    Ownership of the domain is verifiable on the blockchain, if the same wallet that owns the domain (nft) also publishes the pub key (owns the pub key nft or key data is embedded in the domain name nft) you can verify that the key is valid.

    IMO blockchain is more trustworthy than any single CA because you aren’t trusting a single entity, but a decentralized network of nodes. Assuming that most nodes are honest you can query 100 independent nodes for the same data, if 99 say the same thing you can be fairly confident that the data is valid. You can also run your own node and not have to trust anyone.

    To protect against MITM of your connection redirecting all traffic to their malicious node, some well known and trusted nodes would be hardcoded in the browser/OS software along with their public signing key to verify the signed data they send you, and genesis block data in case you want to run a node yourself. Signing keys of nodes would also be published to the blockchain. Think a unified, immutable, cryptographically verifiable, distributed database of public key - domain name pairs, which is what blockchain basically is. Encrypting the connection is a good idea too, extra privacy is always welcome.

    The biggest advantage here is that every single pub key (certificate) is stored by every single node (CA), so if one node goes rogue or is compromised and starts serving false data, it will be immediately discovered by the client by comparing it’s data to the data from other nodes, and can be immediately and verifiably reported to the network, even in the case of a targeted attack, because all data recived from the nodes is signed.

    No solution is perfect and this one is not an exception, if your hardware or your os/browser is compromised there is nothing short of manually checking certificate data or using an external device to verify it, that can be done, but that’s true for most IT systems, including the current TLS certification and authority based system.

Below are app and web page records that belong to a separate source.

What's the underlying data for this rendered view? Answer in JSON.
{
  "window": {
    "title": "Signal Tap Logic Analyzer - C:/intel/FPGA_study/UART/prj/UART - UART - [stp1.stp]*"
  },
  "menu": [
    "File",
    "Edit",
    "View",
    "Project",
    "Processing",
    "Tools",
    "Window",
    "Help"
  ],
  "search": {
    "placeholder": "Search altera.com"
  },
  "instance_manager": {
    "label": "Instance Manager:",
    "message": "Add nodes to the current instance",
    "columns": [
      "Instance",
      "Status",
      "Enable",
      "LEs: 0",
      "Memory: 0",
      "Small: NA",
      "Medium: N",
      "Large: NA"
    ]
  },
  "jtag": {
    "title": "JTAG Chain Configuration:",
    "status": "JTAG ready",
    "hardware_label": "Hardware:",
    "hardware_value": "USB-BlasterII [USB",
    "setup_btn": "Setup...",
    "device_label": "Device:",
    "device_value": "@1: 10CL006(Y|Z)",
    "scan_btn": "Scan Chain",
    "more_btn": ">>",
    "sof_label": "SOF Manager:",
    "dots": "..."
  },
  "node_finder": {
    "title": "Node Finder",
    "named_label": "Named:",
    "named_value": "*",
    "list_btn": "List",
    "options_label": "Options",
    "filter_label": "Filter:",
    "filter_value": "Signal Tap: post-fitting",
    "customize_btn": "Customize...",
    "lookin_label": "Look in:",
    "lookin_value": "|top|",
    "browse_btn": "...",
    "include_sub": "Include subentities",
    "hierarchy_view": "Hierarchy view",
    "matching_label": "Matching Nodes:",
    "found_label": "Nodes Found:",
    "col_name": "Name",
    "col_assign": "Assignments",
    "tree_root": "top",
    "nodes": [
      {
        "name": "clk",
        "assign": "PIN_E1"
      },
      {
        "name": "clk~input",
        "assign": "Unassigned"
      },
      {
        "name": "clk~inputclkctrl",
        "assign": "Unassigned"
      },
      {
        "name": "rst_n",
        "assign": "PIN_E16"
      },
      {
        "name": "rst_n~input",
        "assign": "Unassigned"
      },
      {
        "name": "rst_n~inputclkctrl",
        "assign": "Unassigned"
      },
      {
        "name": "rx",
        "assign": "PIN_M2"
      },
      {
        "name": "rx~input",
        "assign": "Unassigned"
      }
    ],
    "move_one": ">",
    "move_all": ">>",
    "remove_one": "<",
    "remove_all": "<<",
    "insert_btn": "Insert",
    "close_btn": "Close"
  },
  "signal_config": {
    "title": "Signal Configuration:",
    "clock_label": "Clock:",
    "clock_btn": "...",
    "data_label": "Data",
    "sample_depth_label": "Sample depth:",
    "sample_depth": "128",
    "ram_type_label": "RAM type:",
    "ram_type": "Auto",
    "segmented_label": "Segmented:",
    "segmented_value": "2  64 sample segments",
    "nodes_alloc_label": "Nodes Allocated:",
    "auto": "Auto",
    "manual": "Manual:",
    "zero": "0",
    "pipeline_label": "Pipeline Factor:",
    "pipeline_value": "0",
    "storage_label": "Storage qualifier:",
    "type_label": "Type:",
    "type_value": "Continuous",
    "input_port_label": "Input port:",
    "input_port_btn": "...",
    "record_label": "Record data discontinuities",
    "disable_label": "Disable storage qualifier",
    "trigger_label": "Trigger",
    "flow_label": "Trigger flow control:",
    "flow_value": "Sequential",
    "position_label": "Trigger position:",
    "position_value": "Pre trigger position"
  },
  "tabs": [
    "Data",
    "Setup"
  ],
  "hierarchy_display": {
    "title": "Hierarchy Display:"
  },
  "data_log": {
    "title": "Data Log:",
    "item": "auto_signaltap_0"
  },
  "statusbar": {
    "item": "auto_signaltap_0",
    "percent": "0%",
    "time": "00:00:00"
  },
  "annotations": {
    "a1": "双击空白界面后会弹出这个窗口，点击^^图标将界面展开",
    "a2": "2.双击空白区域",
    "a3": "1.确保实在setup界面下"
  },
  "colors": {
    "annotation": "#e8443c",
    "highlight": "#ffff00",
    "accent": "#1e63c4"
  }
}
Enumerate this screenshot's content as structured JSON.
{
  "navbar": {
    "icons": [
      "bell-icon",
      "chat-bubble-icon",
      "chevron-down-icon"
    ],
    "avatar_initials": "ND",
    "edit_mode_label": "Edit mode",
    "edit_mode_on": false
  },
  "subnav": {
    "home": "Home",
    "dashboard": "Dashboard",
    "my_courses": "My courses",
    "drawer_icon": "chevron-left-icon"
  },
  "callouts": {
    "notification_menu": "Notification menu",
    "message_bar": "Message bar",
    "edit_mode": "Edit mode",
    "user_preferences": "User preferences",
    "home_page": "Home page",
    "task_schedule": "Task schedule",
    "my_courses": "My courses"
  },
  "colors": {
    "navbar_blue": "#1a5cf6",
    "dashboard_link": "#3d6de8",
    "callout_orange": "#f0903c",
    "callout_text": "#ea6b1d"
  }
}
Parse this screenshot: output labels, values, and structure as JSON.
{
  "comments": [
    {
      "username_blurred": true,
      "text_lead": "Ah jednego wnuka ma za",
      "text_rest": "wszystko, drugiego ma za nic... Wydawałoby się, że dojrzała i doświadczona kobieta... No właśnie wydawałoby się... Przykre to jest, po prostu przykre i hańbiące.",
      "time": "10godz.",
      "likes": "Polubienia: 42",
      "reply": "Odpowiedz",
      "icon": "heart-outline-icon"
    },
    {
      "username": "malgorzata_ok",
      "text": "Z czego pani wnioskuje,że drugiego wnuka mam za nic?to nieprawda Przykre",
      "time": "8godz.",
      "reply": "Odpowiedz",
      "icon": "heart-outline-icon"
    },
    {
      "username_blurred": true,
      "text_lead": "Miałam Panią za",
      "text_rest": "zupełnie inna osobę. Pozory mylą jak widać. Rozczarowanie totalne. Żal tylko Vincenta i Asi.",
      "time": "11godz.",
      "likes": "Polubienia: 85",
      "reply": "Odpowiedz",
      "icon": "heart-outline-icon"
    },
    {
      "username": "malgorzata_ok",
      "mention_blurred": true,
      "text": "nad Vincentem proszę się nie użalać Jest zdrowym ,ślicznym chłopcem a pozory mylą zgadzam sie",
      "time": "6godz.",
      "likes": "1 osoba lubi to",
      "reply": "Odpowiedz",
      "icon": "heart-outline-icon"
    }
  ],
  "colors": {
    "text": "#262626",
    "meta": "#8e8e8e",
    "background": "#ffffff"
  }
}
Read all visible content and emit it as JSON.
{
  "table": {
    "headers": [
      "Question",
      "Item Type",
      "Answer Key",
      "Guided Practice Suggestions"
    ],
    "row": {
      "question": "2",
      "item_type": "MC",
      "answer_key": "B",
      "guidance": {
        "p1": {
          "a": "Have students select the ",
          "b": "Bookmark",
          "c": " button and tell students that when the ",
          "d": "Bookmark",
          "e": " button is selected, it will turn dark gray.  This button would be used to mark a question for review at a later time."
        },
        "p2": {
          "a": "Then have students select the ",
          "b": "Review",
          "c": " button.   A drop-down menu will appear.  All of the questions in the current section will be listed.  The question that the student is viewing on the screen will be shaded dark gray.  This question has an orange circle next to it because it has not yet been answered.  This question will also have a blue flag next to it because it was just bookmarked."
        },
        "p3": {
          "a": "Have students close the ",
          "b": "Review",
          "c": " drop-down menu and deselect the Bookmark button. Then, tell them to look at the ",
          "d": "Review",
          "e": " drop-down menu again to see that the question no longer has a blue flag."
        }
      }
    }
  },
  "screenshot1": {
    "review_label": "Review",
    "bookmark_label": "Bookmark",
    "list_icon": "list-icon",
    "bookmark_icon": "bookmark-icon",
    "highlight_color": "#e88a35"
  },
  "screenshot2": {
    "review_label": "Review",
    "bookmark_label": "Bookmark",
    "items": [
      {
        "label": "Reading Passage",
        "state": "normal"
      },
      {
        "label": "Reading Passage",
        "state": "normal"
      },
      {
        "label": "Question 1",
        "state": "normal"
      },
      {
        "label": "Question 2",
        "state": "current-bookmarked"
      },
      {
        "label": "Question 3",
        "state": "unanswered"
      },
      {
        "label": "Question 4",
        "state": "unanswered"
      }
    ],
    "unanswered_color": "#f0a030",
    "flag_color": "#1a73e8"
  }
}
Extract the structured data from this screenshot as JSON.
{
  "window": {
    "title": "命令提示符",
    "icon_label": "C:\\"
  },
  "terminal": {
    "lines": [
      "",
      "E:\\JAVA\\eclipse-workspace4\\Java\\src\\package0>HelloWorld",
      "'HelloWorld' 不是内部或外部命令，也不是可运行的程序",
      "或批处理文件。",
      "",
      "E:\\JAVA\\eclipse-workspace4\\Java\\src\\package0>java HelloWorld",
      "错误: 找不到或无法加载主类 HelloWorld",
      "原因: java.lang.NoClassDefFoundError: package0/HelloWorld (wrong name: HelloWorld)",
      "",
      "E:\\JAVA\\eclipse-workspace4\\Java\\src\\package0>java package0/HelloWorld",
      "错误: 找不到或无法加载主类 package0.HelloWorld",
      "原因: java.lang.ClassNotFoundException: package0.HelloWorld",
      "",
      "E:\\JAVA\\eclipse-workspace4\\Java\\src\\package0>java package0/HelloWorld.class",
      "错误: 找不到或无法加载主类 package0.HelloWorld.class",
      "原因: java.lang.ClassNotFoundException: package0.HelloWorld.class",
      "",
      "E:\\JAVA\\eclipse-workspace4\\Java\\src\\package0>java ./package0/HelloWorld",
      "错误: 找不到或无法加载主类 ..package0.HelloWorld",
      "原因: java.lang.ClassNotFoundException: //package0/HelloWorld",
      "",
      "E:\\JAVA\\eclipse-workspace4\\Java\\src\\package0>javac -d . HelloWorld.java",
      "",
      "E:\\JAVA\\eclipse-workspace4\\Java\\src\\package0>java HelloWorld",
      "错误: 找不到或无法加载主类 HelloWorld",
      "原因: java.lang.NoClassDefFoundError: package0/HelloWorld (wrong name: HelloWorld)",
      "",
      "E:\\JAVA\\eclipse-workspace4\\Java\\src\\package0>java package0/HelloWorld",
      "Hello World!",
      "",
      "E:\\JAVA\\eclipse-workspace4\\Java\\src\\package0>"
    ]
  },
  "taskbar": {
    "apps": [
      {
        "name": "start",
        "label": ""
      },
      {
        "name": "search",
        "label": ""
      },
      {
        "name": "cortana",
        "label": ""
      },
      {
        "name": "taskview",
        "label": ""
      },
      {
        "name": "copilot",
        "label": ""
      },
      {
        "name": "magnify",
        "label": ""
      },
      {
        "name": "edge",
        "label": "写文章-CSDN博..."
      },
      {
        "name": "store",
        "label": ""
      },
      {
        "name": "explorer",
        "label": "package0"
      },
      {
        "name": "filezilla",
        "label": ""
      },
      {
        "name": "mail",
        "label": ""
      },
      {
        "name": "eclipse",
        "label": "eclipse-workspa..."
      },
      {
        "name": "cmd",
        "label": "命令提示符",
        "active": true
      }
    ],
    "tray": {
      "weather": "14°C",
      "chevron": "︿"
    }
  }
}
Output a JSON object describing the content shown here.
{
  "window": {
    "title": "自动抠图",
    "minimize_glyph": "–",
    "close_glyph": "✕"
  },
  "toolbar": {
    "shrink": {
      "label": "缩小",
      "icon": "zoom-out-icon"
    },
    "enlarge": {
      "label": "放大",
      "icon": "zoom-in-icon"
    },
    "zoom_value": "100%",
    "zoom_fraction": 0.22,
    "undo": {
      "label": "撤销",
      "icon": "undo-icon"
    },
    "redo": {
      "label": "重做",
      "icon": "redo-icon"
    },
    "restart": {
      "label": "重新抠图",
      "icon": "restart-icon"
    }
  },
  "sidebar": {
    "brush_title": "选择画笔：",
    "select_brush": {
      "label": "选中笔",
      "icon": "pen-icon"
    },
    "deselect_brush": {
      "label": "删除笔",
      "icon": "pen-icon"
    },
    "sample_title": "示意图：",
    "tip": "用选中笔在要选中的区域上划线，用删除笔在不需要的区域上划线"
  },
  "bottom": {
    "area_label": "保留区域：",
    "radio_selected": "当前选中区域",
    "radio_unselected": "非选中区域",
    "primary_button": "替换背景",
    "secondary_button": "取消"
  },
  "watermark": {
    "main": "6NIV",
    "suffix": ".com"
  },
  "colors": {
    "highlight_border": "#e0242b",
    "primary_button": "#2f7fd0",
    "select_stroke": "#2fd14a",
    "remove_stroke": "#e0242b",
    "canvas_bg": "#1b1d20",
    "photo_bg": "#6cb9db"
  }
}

    Blockchain is a well tested technology that has proven itself to work by being a core part of a trillion dollar industry and was specifically designed to eliminate the need for trusting a 3rd party. It seems like a natural solution to the biggest problem with CAs - trusting a 3rd party. It’s honestly sad that so many people dismiss it or are downright against it coz “crypto”, even when no crypto currency is invloved. I guess they spent so much time hating it they can’t even admit it might be useful to them after all.

    Thanks for asking for a follow-up instead of just downvoting.